Task instructions -
Copy each line containing the word "超过XX" from the records that follow, please.

Saved entries:
*** Block opens ***
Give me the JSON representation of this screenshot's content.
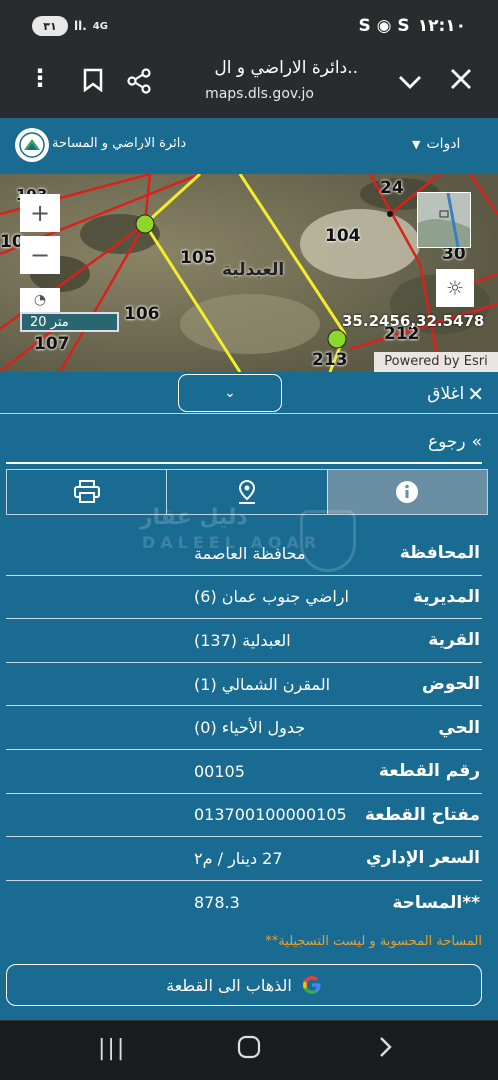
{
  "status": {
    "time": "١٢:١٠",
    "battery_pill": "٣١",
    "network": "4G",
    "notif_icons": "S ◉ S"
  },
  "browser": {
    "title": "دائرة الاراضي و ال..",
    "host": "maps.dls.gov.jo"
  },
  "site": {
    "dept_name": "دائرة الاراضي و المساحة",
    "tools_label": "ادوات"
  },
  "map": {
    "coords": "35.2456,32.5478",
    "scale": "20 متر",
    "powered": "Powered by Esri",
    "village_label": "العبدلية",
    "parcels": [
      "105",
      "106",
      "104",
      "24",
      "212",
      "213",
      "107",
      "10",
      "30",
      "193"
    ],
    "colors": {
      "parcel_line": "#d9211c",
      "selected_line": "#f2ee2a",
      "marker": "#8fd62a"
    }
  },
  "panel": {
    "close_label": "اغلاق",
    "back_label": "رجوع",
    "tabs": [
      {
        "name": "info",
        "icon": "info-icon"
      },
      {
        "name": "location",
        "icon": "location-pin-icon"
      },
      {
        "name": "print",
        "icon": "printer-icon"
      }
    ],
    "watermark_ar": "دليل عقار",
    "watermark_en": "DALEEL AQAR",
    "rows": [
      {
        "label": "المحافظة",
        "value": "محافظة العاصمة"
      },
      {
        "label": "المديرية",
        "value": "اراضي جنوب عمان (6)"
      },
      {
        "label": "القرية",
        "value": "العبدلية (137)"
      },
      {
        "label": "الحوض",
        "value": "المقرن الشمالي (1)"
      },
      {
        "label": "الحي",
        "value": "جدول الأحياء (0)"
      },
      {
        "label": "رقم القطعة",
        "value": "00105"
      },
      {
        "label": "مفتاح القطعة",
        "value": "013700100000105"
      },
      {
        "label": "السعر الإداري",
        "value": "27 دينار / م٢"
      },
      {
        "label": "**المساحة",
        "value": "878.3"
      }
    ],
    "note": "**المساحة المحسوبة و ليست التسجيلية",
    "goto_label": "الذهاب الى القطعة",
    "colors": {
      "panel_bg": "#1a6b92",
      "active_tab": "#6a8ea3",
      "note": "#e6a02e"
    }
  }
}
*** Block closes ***
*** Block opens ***
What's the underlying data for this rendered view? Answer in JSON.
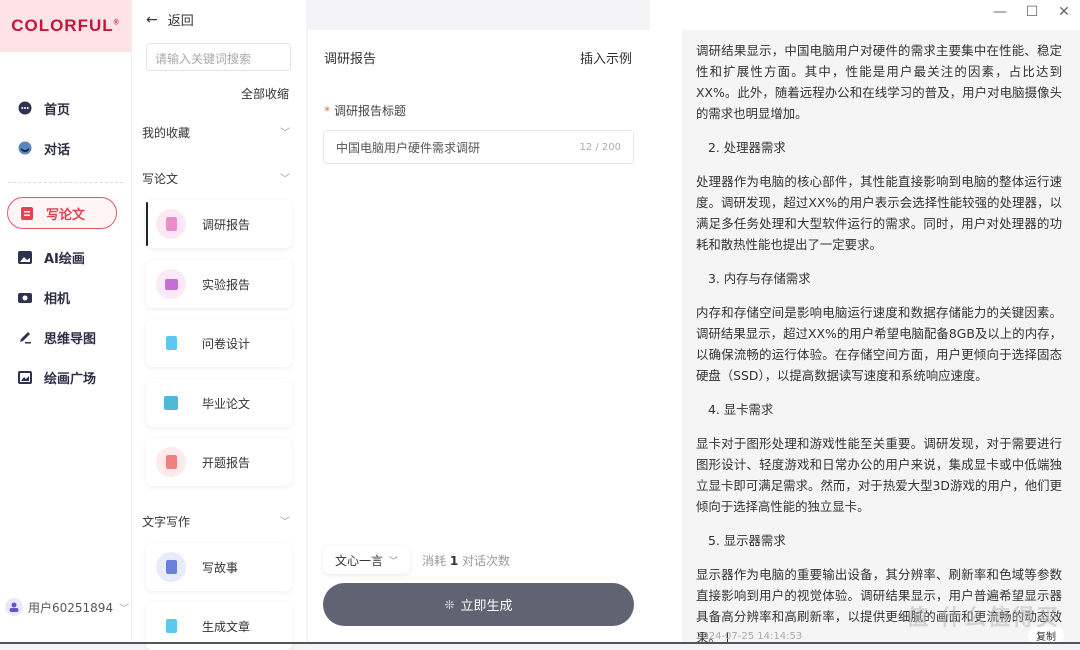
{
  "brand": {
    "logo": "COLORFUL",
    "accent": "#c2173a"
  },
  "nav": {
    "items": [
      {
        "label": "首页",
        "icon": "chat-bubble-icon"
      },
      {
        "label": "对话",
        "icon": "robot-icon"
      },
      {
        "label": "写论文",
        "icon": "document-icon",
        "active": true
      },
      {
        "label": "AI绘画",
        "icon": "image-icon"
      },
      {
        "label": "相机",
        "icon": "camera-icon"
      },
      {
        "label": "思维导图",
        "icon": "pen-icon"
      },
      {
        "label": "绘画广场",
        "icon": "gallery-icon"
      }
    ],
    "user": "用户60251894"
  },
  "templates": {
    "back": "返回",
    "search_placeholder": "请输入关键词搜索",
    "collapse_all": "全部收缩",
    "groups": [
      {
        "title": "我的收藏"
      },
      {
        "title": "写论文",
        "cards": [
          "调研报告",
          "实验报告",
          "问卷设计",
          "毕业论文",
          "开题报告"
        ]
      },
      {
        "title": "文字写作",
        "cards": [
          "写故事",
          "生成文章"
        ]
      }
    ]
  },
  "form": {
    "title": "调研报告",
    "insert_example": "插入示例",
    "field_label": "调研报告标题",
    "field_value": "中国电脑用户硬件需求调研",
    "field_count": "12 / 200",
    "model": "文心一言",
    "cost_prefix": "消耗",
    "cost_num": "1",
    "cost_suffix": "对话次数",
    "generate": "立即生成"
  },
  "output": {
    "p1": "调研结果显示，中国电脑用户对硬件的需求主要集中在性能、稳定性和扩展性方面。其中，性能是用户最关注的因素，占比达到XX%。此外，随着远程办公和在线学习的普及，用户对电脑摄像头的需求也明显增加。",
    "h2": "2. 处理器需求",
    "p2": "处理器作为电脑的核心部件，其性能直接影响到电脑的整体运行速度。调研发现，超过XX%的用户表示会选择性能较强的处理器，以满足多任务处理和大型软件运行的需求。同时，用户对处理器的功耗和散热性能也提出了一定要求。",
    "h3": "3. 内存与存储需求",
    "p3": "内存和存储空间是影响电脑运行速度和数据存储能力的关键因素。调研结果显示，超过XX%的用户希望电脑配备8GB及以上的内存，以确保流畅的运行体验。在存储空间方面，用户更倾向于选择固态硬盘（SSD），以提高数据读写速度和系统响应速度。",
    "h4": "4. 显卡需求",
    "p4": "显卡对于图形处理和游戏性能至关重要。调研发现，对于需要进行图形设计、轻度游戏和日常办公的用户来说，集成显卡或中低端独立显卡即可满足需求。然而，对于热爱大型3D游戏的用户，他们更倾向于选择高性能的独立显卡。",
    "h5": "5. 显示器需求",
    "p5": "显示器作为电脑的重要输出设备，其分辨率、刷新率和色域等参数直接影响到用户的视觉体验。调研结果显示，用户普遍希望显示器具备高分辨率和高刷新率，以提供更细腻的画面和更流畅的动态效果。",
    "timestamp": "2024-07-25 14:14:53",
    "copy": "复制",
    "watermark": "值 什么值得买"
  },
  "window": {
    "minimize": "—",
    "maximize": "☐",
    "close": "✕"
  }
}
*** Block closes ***
Task solution -
    "p2": "处理器作为电脑的核心部件，其性能直接影响到电脑的整体运行速度。调研发现，超过XX%的用户表示会选择性能较强的处理器，以满足多任务处理和大型软件运行的需求。同时，用户对处理器的功耗和散热性能也提出了一定要求。",
    "p3": "内存和存储空间是影响电脑运行速度和数据存储能力的关键因素。调研结果显示，超过XX%的用户希望电脑配备8GB及以上的内存，以确保流畅的运行体验。在存储空间方面，用户更倾向于选择固态硬盘（SSD），以提高数据读写速度和系统响应速度。",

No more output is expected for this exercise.